Hadijatou Mani is accusing Niger's government of failing to implement 2003 laws against slavery.
The case started Monday with several witnesses appearing before the court, including other former slaves, as well as Mani explaining her case.
A legal advisor helping her, Helen Duffy, usually based in The Hague, but now in Niamey, says the case is very significant.
"It is an opportunity for the victim in this case to get recognition of what she suffered for many years, but also for the practice of slavery to be exposed and for the state to be held responsible for its part in its failure to prevent slavery and for some ways encouraging it over many years," said Helen Duffy.
British-based Anti-Slavery International says Mani was sold when she was 12 for about $500 and forced to carry out unpaid work, while being beaten and sexually abused by the man who bought her.
The group says there are still more than 40,000 slaves in Niger. Human-rights groups based in Niger say the number is actually in the hundreds of thousands, and that common law still allows the practice.
Niger's government calls those figures exaggerated. Officials say the 2003 law against slavery is being implemented, and that traditions are hard to break, but that authorities are doing everything they can to make sure laws are respected.
The new legislation sets sentences of up to 30 years and heavy fines for people convicted of keeping slaves, but very few cases involving slave owners have come through the court system.
Ilguilas Weila, the head of a Niger association called Timidria, says much more still needs to be done.
He says there are still three types of slavery, what he calls active slavery in rural areas, whereby people are still sold, passive slavery whereby members of lower castes work on land for members of higher castes in a feudal type of system, and city slavery, which he says affects many children who are forced to work for families other than their own.
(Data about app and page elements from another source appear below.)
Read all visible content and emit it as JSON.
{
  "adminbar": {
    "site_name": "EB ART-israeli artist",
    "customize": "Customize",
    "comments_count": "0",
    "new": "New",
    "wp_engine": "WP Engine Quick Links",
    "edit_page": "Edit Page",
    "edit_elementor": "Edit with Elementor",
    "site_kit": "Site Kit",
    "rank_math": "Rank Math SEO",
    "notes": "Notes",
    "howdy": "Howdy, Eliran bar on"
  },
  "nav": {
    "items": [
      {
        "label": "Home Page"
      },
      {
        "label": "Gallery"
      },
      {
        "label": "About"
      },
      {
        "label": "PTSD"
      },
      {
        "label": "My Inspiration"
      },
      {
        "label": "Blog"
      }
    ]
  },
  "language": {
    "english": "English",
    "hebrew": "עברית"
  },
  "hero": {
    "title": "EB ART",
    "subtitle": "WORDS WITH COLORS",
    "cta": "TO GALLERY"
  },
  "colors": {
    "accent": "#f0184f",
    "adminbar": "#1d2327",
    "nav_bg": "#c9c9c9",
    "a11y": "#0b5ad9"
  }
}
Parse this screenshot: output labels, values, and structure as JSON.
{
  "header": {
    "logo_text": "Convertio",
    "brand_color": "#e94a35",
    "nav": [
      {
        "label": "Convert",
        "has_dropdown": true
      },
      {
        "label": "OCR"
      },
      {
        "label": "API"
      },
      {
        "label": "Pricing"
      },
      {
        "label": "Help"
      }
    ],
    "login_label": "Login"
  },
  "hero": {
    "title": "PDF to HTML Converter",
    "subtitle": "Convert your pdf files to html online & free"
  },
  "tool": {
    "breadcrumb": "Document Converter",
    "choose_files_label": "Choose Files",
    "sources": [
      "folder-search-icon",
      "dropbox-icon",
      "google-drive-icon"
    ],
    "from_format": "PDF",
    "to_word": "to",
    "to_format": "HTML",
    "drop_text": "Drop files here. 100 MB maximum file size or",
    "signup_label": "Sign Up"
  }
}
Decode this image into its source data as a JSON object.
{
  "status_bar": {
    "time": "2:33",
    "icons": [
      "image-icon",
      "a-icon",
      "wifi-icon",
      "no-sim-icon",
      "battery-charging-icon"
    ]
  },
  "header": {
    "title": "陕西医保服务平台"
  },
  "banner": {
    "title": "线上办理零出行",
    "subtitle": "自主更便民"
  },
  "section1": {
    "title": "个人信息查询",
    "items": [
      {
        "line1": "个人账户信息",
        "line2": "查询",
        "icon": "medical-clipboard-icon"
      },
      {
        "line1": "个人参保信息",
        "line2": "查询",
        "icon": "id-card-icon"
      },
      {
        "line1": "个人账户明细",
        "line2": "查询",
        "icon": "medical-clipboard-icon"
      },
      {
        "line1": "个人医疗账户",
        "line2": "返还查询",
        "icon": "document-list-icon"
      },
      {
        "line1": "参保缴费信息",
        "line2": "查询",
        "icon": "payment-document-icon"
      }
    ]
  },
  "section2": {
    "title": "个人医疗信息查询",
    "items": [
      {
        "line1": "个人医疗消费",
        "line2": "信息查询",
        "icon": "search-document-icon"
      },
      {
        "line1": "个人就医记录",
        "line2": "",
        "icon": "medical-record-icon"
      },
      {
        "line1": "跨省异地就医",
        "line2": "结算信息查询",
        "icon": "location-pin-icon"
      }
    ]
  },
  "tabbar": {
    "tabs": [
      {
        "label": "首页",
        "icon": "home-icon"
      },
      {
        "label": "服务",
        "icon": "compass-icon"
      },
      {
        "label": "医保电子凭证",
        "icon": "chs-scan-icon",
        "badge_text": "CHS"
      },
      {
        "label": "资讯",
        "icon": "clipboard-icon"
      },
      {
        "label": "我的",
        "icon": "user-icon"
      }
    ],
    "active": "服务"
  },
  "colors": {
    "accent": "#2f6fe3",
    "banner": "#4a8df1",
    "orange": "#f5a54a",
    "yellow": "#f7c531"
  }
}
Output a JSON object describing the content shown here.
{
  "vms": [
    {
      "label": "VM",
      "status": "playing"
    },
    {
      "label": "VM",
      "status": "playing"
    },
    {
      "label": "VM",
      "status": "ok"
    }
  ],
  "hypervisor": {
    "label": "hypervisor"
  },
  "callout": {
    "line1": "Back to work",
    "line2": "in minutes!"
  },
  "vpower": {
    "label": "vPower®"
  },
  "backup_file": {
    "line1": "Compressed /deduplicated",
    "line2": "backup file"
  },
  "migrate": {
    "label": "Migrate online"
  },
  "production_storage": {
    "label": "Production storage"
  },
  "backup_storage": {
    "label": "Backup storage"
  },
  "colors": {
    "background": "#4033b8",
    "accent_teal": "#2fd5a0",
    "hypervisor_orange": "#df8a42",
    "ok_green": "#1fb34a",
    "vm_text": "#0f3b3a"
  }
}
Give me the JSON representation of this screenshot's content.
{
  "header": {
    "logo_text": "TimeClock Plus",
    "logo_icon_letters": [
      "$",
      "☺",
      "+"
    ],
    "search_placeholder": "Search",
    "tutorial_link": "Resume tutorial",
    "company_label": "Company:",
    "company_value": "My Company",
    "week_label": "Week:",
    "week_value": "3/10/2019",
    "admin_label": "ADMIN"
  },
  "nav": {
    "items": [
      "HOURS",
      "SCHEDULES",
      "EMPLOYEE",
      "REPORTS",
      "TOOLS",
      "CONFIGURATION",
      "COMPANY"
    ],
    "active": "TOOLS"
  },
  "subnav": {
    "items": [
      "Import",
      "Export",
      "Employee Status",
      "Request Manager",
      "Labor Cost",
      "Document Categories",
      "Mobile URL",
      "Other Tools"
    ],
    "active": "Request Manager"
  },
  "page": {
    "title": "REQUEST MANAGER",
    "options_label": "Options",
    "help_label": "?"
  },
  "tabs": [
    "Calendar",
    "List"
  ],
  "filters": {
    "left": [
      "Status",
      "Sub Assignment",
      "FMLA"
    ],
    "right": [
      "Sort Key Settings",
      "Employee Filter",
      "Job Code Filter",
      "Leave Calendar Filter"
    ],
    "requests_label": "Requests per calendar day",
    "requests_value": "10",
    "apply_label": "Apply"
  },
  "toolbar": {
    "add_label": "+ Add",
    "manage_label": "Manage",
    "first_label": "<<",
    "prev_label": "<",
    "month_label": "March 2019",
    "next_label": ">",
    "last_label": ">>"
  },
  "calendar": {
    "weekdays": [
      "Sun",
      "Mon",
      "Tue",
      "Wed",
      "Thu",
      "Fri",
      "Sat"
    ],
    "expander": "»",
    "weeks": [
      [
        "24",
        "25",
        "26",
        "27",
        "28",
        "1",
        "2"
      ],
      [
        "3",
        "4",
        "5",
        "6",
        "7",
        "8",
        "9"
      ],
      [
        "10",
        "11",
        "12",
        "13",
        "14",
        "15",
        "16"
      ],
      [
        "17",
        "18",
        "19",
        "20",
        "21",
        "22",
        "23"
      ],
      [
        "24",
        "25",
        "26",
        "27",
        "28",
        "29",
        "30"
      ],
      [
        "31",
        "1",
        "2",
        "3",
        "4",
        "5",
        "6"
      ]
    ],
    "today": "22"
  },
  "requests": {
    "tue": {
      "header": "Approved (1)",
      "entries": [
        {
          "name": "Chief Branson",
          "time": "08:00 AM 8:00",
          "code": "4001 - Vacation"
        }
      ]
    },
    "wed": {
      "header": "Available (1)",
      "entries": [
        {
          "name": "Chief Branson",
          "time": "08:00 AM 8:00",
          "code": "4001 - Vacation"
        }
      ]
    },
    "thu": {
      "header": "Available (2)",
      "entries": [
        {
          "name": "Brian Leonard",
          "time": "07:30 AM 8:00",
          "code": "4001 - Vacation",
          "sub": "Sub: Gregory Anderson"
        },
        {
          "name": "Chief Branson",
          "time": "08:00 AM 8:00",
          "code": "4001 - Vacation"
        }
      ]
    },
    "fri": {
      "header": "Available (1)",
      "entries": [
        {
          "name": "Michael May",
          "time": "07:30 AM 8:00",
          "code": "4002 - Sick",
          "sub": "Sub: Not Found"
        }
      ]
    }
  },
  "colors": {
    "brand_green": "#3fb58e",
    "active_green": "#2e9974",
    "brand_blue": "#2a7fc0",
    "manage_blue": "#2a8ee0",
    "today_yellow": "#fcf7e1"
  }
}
In Mani's case, when she was released from slavery, she decided to marry a man she had freely chosen, but the man who had previously used her as a sex slave, said she was his wife.
A court found Mani guilty of bigamy and sentenced her to six months in jail.
Duffy says the government should be held responsible for allowing such a court decision to be made, despite the 2003 anti-slavery law.
"The problem in this case is not so much that the law in itself is inadequate, but that it is simply not applied," she said. "[The government] has to make sure that those that are applying the law know about the law, and understand the law, and understand the phenomenon that is being addressed."
She says the trial in Niamey, which is expected to last about one week, could help make the law clearer both for Niger and for other ECOWAS states where some critics say forced labor, especially among children, seems to be growing.